President Bush watches judge Samuel Alito, right, speak after he announced Alito as his new nominee for the Supreme Court, Monday, Oct. 31, 2005, in the Cross Hall of the White House in Washington. Alito is Bush's replacement for Harriet Miers who dropped out of the running last week.
Attorney Andrew Cohen analyzes legal issues for CBS News and

If you are going to follow the Supreme Court confirmation hearing for 3rd U.S. Circuit Court of Appeals Judge Samuel A. Alito, Jr. because you are anxious to know how it all turns out let me tell you right now: don't bother. The result is not in doubt. Barring some metaphysical implosion of law and politics, which this hapless gang of politicos is unlikely to engender, Judge Alito in the next few weeks will become the newest Associate Justice of the United States Supreme Court. On that you can make book.

But if, on the other hand, you are going to follow the Alito confirmation hearing because you are interested in the political and legal shadows it is likely to throw then you are truly in for a treat. The Alito hearing will be florid and passionate and testy and often insightful. It will be so only because Judge Alito, to his great - but temporary - misfortune, has become the vessel through which Senate Judiciary Committee Democrats - and perhaps some moderate Republicans - will be able to express their frustration with, and even outrage over, the Bush administration's startling terror law positions.

I don't buy into recent talk of a filibuster by Senate Democrats and moderate Republicans. I can understand the threat. But right now Judge Alito has the votes to be confirmed - just do the math - and the only person who can stop his ascension is the judge himself. If he is defensive and argumentative and if he talks and acts like a partisan ideologue, then I can see the mood shifting a bit in favor of a stalemate. But I think Alito is too smart to fall into that trap, and I think that the lesson of Robert Bork's catastrophic performance in 1987 is still too fresh in the minds of Alito's handlers for them to allow it to happen again. My brave prediction? Judge Alito gets fewer votes than Roberts' 78 but still gets in at around 60.
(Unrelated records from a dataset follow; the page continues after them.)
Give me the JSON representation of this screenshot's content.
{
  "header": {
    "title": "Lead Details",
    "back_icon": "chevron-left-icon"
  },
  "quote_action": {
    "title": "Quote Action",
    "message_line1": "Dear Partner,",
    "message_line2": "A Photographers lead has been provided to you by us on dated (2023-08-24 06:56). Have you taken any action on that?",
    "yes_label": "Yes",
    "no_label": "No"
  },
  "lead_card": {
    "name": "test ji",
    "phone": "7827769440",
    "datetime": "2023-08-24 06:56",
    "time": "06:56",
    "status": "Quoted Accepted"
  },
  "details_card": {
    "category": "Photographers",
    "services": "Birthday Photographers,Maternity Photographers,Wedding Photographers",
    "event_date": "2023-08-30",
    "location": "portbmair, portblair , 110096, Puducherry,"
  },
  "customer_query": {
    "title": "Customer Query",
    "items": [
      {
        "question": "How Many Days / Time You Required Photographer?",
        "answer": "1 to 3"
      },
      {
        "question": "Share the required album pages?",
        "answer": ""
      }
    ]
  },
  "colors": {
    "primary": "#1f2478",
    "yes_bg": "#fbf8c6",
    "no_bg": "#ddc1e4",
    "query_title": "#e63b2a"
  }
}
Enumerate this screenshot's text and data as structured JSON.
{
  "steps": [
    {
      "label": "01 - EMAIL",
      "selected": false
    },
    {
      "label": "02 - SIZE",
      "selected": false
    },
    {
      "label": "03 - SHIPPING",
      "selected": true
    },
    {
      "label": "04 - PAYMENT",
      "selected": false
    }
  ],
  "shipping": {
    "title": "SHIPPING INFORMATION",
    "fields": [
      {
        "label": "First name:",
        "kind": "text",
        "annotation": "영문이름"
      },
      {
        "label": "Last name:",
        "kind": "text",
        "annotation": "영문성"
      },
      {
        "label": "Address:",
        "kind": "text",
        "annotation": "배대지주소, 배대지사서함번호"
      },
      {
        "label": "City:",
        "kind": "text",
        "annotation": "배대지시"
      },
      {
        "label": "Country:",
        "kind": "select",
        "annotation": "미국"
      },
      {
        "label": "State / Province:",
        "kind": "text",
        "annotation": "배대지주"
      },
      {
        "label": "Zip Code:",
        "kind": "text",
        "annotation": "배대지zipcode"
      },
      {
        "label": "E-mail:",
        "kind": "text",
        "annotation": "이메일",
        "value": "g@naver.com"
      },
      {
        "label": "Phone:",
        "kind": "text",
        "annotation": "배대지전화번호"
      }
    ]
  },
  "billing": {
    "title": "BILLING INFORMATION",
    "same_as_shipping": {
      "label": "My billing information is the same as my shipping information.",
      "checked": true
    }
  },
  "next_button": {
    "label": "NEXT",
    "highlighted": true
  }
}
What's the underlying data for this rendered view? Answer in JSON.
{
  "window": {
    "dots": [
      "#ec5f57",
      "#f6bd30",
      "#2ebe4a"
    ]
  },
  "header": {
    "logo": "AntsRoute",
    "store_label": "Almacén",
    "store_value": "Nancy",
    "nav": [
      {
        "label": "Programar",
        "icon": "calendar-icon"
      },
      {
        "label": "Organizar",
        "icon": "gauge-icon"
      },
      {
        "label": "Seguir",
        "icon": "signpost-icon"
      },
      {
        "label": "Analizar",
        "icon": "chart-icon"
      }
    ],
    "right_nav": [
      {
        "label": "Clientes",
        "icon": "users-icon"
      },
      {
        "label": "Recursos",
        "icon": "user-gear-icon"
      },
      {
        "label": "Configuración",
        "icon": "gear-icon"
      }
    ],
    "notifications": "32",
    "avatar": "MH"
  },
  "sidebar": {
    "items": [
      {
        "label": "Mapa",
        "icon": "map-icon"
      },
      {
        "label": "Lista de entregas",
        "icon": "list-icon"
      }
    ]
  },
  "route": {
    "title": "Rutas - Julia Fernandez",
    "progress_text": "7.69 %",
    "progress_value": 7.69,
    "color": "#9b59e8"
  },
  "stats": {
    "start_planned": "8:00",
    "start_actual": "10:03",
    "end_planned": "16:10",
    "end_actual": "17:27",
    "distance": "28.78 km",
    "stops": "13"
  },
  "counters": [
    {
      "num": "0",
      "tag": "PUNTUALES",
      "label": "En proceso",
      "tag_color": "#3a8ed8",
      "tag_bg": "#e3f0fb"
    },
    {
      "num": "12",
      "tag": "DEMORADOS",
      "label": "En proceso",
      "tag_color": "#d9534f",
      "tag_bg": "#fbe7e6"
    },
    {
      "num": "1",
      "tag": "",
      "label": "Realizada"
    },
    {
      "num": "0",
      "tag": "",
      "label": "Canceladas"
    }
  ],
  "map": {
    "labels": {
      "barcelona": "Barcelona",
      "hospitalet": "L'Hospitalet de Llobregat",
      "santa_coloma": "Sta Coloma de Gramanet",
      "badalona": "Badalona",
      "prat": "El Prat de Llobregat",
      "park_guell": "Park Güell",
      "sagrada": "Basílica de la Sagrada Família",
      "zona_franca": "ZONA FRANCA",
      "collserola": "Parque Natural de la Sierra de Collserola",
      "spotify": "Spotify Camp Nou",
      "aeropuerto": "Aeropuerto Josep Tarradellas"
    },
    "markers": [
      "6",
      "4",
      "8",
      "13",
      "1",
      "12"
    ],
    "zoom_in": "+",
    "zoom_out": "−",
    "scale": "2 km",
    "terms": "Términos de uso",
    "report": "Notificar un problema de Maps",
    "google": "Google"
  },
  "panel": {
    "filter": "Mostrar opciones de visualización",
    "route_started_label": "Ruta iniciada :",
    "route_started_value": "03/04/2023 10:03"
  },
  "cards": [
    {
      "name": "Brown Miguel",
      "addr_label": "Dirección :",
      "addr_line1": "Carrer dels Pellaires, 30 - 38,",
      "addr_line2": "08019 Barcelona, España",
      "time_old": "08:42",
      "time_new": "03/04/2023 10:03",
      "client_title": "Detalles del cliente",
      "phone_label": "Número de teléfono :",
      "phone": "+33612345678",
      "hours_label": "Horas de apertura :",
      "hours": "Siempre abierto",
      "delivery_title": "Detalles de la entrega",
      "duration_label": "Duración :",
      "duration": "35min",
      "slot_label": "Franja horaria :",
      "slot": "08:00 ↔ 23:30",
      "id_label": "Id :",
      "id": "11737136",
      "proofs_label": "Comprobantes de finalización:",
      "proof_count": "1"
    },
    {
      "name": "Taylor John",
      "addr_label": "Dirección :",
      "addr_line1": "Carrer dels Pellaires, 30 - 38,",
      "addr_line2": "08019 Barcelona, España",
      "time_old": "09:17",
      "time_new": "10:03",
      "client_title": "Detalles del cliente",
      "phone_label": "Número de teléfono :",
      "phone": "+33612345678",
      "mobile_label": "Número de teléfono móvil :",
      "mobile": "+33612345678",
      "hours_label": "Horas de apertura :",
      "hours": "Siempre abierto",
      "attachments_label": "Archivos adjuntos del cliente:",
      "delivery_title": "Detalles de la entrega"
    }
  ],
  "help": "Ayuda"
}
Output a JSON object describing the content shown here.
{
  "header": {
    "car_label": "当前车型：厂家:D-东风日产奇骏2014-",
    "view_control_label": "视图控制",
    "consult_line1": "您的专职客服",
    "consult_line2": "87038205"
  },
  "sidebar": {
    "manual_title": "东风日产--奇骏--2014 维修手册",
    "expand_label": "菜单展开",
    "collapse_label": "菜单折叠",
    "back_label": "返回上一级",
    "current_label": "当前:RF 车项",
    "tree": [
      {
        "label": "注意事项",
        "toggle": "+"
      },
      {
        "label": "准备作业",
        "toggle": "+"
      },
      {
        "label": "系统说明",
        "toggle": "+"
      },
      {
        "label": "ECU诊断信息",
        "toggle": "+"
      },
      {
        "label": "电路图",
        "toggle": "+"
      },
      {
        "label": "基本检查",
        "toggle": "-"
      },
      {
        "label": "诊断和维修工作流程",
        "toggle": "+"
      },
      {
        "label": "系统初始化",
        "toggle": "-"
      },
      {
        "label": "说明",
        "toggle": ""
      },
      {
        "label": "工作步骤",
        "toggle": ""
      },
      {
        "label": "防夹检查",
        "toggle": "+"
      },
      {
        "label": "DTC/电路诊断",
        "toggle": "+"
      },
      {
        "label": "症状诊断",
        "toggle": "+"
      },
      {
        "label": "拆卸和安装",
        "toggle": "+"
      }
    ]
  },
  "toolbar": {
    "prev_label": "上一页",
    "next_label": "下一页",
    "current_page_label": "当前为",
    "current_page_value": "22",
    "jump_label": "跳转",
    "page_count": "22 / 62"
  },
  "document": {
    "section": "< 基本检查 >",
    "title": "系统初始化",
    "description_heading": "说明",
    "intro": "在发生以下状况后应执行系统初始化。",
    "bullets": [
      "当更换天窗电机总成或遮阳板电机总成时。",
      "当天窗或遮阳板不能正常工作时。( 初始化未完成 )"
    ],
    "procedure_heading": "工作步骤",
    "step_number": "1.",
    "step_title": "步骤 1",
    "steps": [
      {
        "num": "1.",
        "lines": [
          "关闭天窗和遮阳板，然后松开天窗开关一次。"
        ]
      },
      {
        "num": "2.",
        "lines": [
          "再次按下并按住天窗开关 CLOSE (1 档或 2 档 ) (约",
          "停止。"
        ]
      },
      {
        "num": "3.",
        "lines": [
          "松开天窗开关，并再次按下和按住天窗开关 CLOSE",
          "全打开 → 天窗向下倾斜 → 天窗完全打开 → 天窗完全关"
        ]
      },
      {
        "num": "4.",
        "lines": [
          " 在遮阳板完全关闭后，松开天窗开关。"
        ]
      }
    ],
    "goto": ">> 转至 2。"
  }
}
Why the closer call? Because Judge Alito starts the week in markedly weaker shape than did John G. Roberts, Jr., who sailed through the confirmation process last September. Alito is far less polished and neutral-seeming than Roberts. And whereas Roberts came off ultimately as a humble student of the law, Alito's writings, first as a government lawyer and then as a judge, suggest a far greater level of ideology and advocacy and partisan grit. For Democrats, then, there simply is more "there" there to Judge Alito - more questionable rulings and theories that warrant a far more thorough examination than Roberts received.

Judge Alito also is the victim of bad timing and circumstance. He comes to the little white table in the hearing room at the Hart Office Building on Capitol Hill as the High Court pick of a weakened president whose terror law policies have come to alarm many rational voices in the nation's legal community. A lot of very smart people, liberals and conservatives both, have raised a lot of very important questions about how this administration has been interpreting federal law, and the Constitution, in its efforts to expand presidential and law enforcement power. And, like the batter who has to face the angry pitcher who's just been hammered for a home run, Judge Alito happens to be the poor guy who has to sit there, under oath, and face the chin music before a Congress angry at its recent treatment by the White House. You might say that the judge is a stunt nominee - the guy who will get blasted for his benefactors' dubious policy choices.